On one hand, you look forward to the destination so much. When you realize that you don't really experience all the fulfillment you imagine 'making it' provides you, you're forced to change how you look at it.
On the other hand, taking your focus off of that giant gap between where you currently are and where you feel you need to be in order to be happy is a relief.
Knowing you can experience all the fulfillment you imagined is at the end of the rainbow right now is powerful.
If the journey is the destination, then you're there now. Finding the rainbow isn't what it's all about. It's chasing the rainbow that provides the joy and fulfillment you're after. You already have the pot of gold.
Once you realize there is no destination, only a direction, you're able to give yourself permission to feel happy.

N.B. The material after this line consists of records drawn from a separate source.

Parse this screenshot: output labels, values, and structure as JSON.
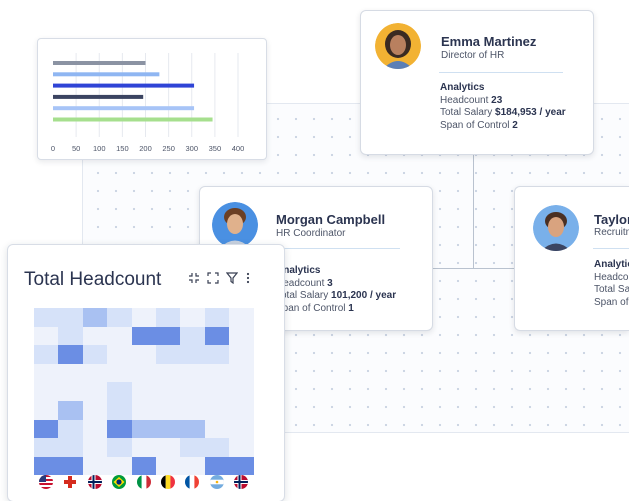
{
  "org": {
    "cards": [
      {
        "name": "Emma Martinez",
        "role": "Director of HR",
        "analytics_label": "Analytics",
        "headcount_label": "Headcount",
        "headcount": "23",
        "salary_label": "Total Salary",
        "salary": "$184,953 / year",
        "span_label": "Span of Control",
        "span": "2",
        "avatar_bg": "#f2b233"
      },
      {
        "name": "Morgan Campbell",
        "role": "HR Coordinator",
        "analytics_label": "Analytics",
        "headcount_label": "Headcount",
        "headcount": "3",
        "salary_label": "Total Salary",
        "salary": "101,200 / year",
        "span_label": "Span of Control",
        "span": "1",
        "avatar_bg": "#4a90e2"
      },
      {
        "name": "Taylor M",
        "role": "Recruitm",
        "analytics_label": "Analytics",
        "headcount_label": "Headcou",
        "salary_label": "Total Sala",
        "span_label": "Span of C",
        "avatar_bg": "#79b0ea"
      }
    ]
  },
  "chart_data": {
    "type": "bar",
    "orientation": "horizontal",
    "values": [
      200,
      230,
      305,
      195,
      305,
      345
    ],
    "colors": [
      "#8b93a3",
      "#8fb6f2",
      "#2f44d6",
      "#3b4461",
      "#a7c4f7",
      "#a6df8e"
    ],
    "xticks": [
      "0",
      "50",
      "100",
      "150",
      "200",
      "250",
      "300",
      "350",
      "400"
    ],
    "xlim": [
      0,
      400
    ],
    "grid": true
  },
  "heatmap": {
    "title": "Total Headcount",
    "icons": [
      "collapse-icon",
      "expand-icon",
      "filter-icon",
      "more-icon"
    ],
    "cells": [
      [
        2,
        2,
        3,
        2,
        1,
        2,
        1,
        2,
        1
      ],
      [
        1,
        2,
        1,
        1,
        4,
        4,
        2,
        4,
        1
      ],
      [
        2,
        4,
        2,
        1,
        1,
        2,
        2,
        2,
        1
      ],
      [
        1,
        1,
        1,
        1,
        1,
        1,
        1,
        1,
        1
      ],
      [
        1,
        1,
        1,
        2,
        1,
        1,
        1,
        1,
        1
      ],
      [
        1,
        3,
        1,
        2,
        1,
        1,
        1,
        1,
        1
      ],
      [
        4,
        2,
        1,
        4,
        3,
        3,
        3,
        1,
        1
      ],
      [
        2,
        2,
        1,
        2,
        1,
        1,
        2,
        2,
        1
      ],
      [
        4,
        4,
        1,
        1,
        4,
        1,
        1,
        4,
        4
      ]
    ],
    "palette": [
      "#ffffff",
      "#eef2fb",
      "#d6e2f9",
      "#a9c1f2",
      "#6b8ee4"
    ],
    "flags": [
      "usa",
      "switzerland",
      "norway",
      "brazil",
      "italy",
      "belgium",
      "france",
      "argentina",
      "norway"
    ]
  }
}
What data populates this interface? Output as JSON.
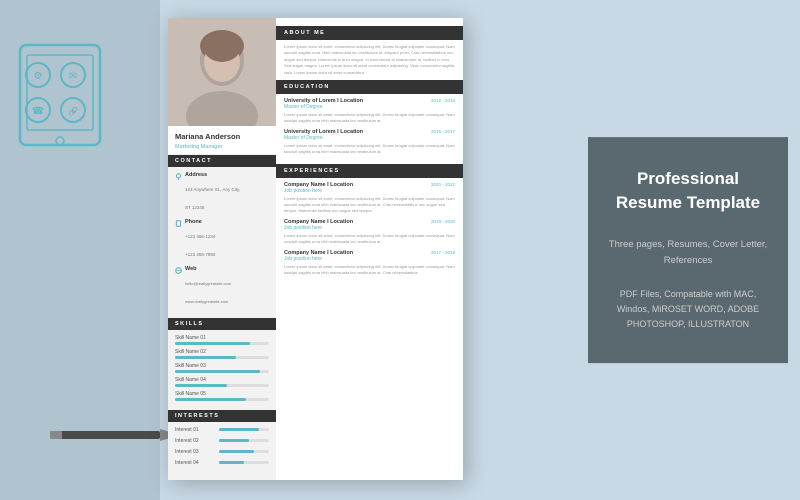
{
  "background": {
    "color": "#c8d8e4"
  },
  "resume": {
    "person": {
      "name": "Mariana Anderson",
      "title": "Marketing Manager"
    },
    "sidebar": {
      "sections": {
        "contact": {
          "header": "CONTACT",
          "items": [
            {
              "label": "Address",
              "value": "123 Anywhere St., Any City,\nST 12345"
            },
            {
              "label": "Phone",
              "value": "+123 456-1234\n+123 456-7890"
            },
            {
              "label": "Web",
              "value": "hello@reallygreatsite.com\nwww.reallygreatsite.com"
            }
          ]
        },
        "skills": {
          "header": "SKILLS",
          "items": [
            {
              "name": "Skill Name 01",
              "level": 80
            },
            {
              "name": "Skill Name 02",
              "level": 65
            },
            {
              "name": "Skill Name 03",
              "level": 90
            },
            {
              "name": "Skill Name 04",
              "level": 55
            },
            {
              "name": "Skill Name 05",
              "level": 75
            }
          ]
        },
        "interests": {
          "header": "INTERESTS",
          "items": [
            {
              "name": "Interest 01",
              "level": 80
            },
            {
              "name": "Interest 02",
              "level": 60
            },
            {
              "name": "Interest 03",
              "level": 70
            },
            {
              "name": "Interest 04",
              "level": 50
            }
          ]
        }
      }
    },
    "main": {
      "sections": {
        "about": {
          "header": "ABOUT ME",
          "text": "Lorem ipsum dolor sit amet, consectetur adipiscing elit. Donec feugiat vulputate consequat. Nam suscipit sagittis urna. Nibh malesuada leo vestibulum a. Aliquam proin. Cras necessitatibus nec augue sed tempor. Maecenas in arcu magna. Maecenas in arcu magna. In commercial at ullamcorper id, facilisis in eros. Sed augue. Lorem ipsum dolor sit amet, consectetur adipiscing elit."
        },
        "education": {
          "header": "EDUCATION",
          "items": [
            {
              "institution": "University of Lorem I Location",
              "dates": "2012 - 2015",
              "degree": "Master of Degree",
              "text": "Lorem ipsum dolor sit amet, consectetur adipiscing elit. Donec feugiat vulputate consequat. Nam suscipit sagittis urna nibh malesuada leo vestibulum at."
            },
            {
              "institution": "University of Lorem I Location",
              "dates": "2015 - 2017",
              "degree": "Master of Degree",
              "text": "Lorem ipsum dolor sit amet, consectetur adipiscing elit. Donec feugiat vulputate consequat. Nam suscipit sagittis urna nibh malesuada leo vestibulum at."
            }
          ]
        },
        "experience": {
          "header": "EXPERIENCES",
          "items": [
            {
              "company": "Company Name I Location",
              "dates": "2020 - 2022",
              "position": "Job position here",
              "text": "Lorem ipsum dolor sit amet, consectetur adipiscing elit. Donec feugiat vulputate consequat. Nam suscipit sagittis urna nibh malesuada leo vestibulum at. Cras necessitatibus nec augue sed tempor. Maecenas facilisis nec augue sed tempor."
            },
            {
              "company": "Company Name I Location",
              "dates": "2019 - 2020",
              "position": "Job position here",
              "text": "Lorem ipsum dolor sit amet, consectetur adipiscing elit. Donec feugiat vulputate consequat. Nam suscipit sagittis urna nibh malesuada leo vestibulum at. Cras necessitatibus nec augue sed tempor."
            },
            {
              "company": "Company Name I Location",
              "dates": "2017 - 2019",
              "position": "Job position here",
              "text": "Lorem ipsum dolor sit amet, consectetur adipiscing elit. Donec feugiat vulputate consequat. Nam suscipit sagittis urna nibh malesuada leo vestibulum at. Cras necessitatibus nec augue sed tempor."
            }
          ]
        }
      }
    }
  },
  "right_panel": {
    "title": "Professional Resume Template",
    "description1": "Three pages, Resumes,  Cover Letter, References",
    "description2": "PDF Files, Compatable with MAC, Windos, MiROSET\nWORD, ADOBE PHOTOSHOP, ILLUSTRATON"
  }
}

Reach your goals, check off those boxes, and pat yourself on the back. Then keep going, because this journey you're on is a never ending evolution of you.
What If You Do Make It?
In rare cases people can reach a point where they feel they've hit the end of the line. This is something you want to avoid.
People need to be moving at all times, and you're either moving forward, or backward.
You simply don't 'maintain'.
You can try, but if you aren't moving forwards, more often than not you're moving backwards.
If you reach your goal and find yourself feeling like you've hit the end of the road, find a new goal. One that inspires and excites you.
Without that goal, you have no where to go but to slide back down the mountain.
Goals give you direction, they give you purpose and they drive you. These things are essential aspects of being a person.
The joy and fulfillment that's found in the process of reaching your goals is created by forward movement. Once that forward movement stops, so does the fulfillment you thought reaching your goals would provide.
As you approach your goal, a new goal will usually form organically. If it doesn't, I suggest taking it upon yourself to create a new one.
Keep the process moving, and always keep evolving.
Action With Detachment
The ultimate success is found when you begin to perform the actions that lead to your goals with total detachment from the outcome.
This is when you find joy and fulfillment in the process.
“Always perform with detachment any action you must do; performing action with detachment, one achieves supreme good.” Bhagavad-Gita 3:19
Falling in love with the process is a necessary step in your long term success with fitness.
Most people start the process with the sole purpose of reaching a goal, and absolutely no love for the process itself.
That's OK. We all start this way. Falling in love with the process itself happens at a later stage, and it's a major moment when you realize that it happened.
I can honestly say that if I could never build another ounce of muscle, add more weight to the bar, or lose another pound of fat I would sill train regularly.
Reaching this point takes some time, but it's where the magic really happens.
The best part is, all it really takes is a decision on your part. Once you decide to act with detachment and find the joy in the process, you begin to do exactly that.
I recently shot a video going into a little more depth on this subject.
Have any of my clients ever made it?
The truth is, they all have.
Taking the huge step forward to change your life means you made it. Taking one small action and practicing it regularly because it is going to make your body stronger, leaner and healthier means you made it.
Sure, we check off boxes and stroke goals off lists. We take before and afters, track body stats and count reps and weight.
These things are nothing but a road map, or a compass. They give us direction. The real success is found in the joy and fulfillment provided by the process of evolving.
The act of becoming leaner, stronger, healthier or more muscular is the focused point where this evolution takes place.
Focus on the actions, find joy in the process, and always be evolving.
"The Fat Loss Checklist Makes Losing Fat Simple"
Click below to get your copy of the Fat Loss Checklist.